Scientists from Arizona State University have determined the structure of a very large photosynthetic supercomplex, PSI-IsiA complex, a common form of photosystem I, one of the two essential engines of photosynthesis.

The complex is unique in size, the largest photosynthetic supercomplex with a known molecular structure, and in complexity with more than 700 different molecules (mostly light-harvesting molecules) making up the complete structure. The scientists also found that there are 591 chlorophylls in the PSI-IsiA supercomplex, by far the largest number of bound pigments in any of the photosynthetic supercomplexes with known structures.

This supercomplex is produced by a cyanobacterium under low iron environment or excessive light fluxes in the lab. The ability of the cyanobacterium to express this complex while under stress plays an important role in their survival under such conditions.

(Source: Crop Biotech Update, International Service for Acquisition of Agri-Biotech Applications.

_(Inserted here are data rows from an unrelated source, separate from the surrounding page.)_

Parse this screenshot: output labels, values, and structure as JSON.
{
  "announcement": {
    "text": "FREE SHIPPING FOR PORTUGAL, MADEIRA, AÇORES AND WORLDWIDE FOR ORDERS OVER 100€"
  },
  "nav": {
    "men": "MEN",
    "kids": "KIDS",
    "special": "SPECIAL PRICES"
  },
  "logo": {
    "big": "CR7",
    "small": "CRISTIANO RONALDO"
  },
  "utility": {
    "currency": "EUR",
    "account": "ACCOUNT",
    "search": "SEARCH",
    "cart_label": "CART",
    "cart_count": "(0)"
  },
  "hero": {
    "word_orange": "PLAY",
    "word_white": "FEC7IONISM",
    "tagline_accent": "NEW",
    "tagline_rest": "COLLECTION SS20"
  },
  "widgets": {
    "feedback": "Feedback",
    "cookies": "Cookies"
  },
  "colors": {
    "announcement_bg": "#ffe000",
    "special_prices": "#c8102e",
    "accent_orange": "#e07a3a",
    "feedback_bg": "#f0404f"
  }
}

Overall structure of the PSI-IsiA supercomplex.
Photo Credit: Arizona State University